We, like you, fondly remember the old days of gaming–two button controllers, devastatingly inaccurate D-pads, and games with more pixels than common sense. Pole Position is one such game from the halcyon days of our youth, and when we booted it up for the iPhone, we were excited. It played catchy tunes from the 8-bit era, with proto-stereo sound and no instruments we could identify. The graphics were upgraded, but reminiscent of the old school. The screen was uncluttered, and the controls simple. And then, suddenly, we remembered why we don’t play our Nintendo anymore. Pole Position Remix reminds of the original game, meaning that it is mostly an exercise in frustration.

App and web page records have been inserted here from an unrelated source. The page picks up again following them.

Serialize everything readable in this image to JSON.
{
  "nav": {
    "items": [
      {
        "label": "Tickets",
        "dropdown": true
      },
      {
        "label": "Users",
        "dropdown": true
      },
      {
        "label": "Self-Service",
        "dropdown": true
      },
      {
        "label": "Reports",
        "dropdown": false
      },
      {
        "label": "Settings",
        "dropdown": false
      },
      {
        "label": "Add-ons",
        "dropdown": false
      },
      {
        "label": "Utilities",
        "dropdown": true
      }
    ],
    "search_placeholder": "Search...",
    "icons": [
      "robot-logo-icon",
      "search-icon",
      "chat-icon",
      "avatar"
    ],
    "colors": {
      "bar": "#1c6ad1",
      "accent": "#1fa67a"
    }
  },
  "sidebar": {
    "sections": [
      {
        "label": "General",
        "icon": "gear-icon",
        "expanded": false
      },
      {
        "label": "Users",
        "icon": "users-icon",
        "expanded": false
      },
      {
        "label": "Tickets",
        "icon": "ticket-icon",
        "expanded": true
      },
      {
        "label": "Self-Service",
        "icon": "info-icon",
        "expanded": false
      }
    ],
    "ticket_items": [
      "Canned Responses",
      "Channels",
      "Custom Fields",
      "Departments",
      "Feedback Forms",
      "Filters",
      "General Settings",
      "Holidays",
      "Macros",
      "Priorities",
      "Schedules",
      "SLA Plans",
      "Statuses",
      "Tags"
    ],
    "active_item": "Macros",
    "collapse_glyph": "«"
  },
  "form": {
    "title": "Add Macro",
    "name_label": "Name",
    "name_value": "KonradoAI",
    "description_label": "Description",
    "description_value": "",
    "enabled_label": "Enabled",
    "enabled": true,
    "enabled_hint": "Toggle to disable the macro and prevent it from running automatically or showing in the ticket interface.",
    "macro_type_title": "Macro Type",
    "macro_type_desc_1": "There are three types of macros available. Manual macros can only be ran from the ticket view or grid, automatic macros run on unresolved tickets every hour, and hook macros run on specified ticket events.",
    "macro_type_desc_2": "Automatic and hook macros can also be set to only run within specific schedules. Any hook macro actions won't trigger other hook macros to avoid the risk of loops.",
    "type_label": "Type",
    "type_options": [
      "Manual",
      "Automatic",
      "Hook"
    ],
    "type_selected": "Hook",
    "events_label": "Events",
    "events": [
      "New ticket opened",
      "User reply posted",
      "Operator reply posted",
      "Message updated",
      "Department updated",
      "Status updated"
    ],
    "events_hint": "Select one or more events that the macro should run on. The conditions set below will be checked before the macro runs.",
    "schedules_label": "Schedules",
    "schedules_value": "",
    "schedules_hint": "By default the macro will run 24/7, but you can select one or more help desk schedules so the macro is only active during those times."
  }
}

There are 15 tracks to race on in Pole Position Remix, which actually means 5 actual tracks and three ways to play each–regular, reversed, and mirror imaged, once you unlock them. The car choices are also deceptively limited. You have quite a few themes to choose from, all based on old-school Namco games (like Pac-Man and Tekken), but the car itself remains the same, speed, handling and all. The controls can be customized to your specific style–tilt, touch, or fake steering wheel.
From there, the old Pole Position gameplay really starts to show its age. For example, there are a number of on-screen rivals racing against you, but they’re actually just obstacles; you are awarded the gold, silver on bronze based on your time, not on the other cars on the track. Green cars stay in their lane, and purple cars veer in front of you. The only difference we found between difficulty levels is that on the harder setting the course is narrower and there are more cars on the track. Also, the brake functions more along the lines of a brick wall. You can’t hold it for more than a second without stopping completely, and though you can switch to a touch based accelerator, it works just as badly. The tracks, for all of their curves, play more like a green screen in front of you than an actual course. The backgrounds are boring, and the scaling of the graphics at speed leave a little to be desired. We know the game is going for a retro look, but we wish the graphics had been upgraded a little further.
And then there’s the crashing. We bring this up last, because it’s really the game’s most significant attribute. When your car hits anything other than a small shrub–a billboard, another car, whatever–you crash. The car explodes in a pile of fire and your speed slows to zero. You have to wait for a new car to generate before speeding back up and rejoining the race. This huge time drain is almost impossible to avoid in certain circumstances, even with the game’s responsive steering. Purple cars will switch lanes mid curve, and since the game doesn’t use anything resembling real-world physics, often you’ve no option but to be reduced to a smoldering pile of wreckage. All the crashing will make you want to throw your device into a lake. To be fair, you will gradually get better at dodging crashes as you gain experience, and this is exactly how the first game played, but the constant disruptions are likely to ruin the game for many players.
The real problem with Pole Position Remix isn’t that it fails to recapture the original game’s feel–it actually does a pretty good job in this department–but more that the original game doesn’t hold up after 26 years, especially on the iPhone. The game is hurt across the board by its rudimentary design and lack of depth. The Grand Prix mode is fun, but qualifying every time is not. The car selection is cool, but ultimately worthless. The races have promise, but then the crashes come. The tracks look enjoyable and hearken back to the days when games were measured in bits, but they all play the same and don’t feel worthy of an iPhone game. We enjoyed a few moments of fleeting nostalgia, and you might too, especially if you liked the game the first time around. But there are definitely much better ways of spending $5.99 in the App Store if you’re just interested in a racing game.